[Component data from apps and pages]
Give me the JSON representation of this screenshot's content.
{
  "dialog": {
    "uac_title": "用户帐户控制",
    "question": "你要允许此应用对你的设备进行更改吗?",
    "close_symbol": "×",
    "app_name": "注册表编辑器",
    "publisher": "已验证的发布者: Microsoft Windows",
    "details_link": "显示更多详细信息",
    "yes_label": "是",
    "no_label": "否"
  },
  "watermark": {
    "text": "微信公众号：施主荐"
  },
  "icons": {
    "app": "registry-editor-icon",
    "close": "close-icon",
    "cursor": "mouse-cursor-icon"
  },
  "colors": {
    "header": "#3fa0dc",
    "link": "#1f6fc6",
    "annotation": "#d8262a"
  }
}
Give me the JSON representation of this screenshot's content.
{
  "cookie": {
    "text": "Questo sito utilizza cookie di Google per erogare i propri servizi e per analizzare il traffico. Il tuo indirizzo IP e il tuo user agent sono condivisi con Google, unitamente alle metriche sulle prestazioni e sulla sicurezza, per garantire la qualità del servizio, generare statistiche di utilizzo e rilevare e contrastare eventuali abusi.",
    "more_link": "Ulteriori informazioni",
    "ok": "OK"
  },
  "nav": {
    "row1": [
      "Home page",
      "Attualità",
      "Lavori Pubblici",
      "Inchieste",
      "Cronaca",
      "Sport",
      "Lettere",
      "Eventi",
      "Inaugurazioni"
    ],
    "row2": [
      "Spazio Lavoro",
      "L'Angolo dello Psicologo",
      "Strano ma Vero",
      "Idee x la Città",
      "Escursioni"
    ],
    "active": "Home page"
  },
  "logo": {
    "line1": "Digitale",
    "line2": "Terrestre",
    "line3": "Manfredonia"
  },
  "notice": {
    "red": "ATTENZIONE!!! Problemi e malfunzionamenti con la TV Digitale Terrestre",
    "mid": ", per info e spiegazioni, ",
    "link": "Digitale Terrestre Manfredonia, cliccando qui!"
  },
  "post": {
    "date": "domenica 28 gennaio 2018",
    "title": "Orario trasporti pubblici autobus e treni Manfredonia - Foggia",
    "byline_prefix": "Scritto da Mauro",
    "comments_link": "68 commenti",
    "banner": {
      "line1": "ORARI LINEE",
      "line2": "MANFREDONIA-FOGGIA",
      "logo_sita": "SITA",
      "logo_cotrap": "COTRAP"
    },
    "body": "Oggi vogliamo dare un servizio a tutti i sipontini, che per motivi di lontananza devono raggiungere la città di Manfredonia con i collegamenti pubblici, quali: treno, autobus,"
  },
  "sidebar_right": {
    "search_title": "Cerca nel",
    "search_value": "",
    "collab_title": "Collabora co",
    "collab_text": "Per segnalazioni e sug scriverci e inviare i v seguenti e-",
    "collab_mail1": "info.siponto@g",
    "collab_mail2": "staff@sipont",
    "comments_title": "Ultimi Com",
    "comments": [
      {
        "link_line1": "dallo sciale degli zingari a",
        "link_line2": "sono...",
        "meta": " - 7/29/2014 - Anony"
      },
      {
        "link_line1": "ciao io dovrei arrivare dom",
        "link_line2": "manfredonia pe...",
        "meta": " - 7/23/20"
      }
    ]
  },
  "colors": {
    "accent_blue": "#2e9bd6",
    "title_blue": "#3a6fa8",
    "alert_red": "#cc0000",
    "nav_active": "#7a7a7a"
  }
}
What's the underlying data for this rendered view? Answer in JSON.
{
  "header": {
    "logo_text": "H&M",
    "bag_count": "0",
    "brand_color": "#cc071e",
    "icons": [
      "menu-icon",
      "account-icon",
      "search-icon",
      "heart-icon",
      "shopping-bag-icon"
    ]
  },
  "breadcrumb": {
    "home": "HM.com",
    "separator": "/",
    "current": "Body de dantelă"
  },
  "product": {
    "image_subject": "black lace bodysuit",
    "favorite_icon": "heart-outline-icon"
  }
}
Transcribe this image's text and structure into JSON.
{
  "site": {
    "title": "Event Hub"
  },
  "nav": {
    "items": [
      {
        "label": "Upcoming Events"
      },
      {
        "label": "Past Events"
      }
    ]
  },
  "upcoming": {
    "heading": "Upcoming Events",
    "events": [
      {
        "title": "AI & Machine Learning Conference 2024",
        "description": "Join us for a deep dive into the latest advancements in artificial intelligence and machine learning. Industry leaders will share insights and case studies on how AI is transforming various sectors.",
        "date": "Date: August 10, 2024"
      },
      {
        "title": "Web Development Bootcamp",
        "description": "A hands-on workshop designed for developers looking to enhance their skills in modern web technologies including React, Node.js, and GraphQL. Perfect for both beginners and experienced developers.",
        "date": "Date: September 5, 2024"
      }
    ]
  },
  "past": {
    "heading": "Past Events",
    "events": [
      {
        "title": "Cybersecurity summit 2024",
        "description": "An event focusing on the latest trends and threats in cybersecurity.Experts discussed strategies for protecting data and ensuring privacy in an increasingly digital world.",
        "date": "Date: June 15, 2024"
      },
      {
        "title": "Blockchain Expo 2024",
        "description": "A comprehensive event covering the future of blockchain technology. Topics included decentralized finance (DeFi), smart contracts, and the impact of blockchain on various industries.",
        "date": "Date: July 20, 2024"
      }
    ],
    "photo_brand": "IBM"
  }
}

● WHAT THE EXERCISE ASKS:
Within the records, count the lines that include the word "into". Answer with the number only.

● RESULT:
2